_WHAT IS EXPECTED:_ Search the material for the string "extreme" and copy each line where it occurs.

_DATASET CONTENT:_
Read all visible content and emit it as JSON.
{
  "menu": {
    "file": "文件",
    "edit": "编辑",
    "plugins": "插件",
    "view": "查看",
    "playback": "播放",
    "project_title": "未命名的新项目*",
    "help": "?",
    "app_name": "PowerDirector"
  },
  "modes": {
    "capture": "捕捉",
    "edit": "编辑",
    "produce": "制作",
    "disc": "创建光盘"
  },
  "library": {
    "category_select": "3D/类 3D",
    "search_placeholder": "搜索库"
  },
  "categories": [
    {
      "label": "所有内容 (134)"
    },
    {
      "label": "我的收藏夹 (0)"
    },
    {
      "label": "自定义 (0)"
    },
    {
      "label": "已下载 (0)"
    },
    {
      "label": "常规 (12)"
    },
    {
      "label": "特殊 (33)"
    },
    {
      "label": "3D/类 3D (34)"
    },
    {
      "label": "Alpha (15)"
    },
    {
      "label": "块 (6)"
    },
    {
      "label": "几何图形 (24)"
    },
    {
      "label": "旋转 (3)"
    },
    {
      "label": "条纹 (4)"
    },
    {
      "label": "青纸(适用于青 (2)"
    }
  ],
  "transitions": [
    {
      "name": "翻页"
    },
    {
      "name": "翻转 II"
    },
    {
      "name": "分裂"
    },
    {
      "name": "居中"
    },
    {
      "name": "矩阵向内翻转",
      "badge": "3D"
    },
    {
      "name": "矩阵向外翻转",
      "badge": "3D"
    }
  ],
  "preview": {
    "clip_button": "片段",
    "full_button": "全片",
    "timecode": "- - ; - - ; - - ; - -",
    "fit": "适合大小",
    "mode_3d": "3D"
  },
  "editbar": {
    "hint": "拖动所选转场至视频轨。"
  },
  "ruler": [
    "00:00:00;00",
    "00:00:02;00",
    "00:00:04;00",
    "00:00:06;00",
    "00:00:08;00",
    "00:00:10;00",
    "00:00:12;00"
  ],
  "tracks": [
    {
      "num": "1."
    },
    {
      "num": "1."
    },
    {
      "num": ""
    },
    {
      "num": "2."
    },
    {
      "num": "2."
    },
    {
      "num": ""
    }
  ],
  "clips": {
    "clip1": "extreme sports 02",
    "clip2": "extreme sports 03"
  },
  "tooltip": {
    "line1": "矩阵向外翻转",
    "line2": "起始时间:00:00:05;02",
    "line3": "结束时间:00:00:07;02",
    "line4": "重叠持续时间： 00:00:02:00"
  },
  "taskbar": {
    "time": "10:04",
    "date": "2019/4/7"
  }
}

_RESPONSE BELOW:_
    "clip1": "extreme sports 02",
    "clip2": "extreme sports 03"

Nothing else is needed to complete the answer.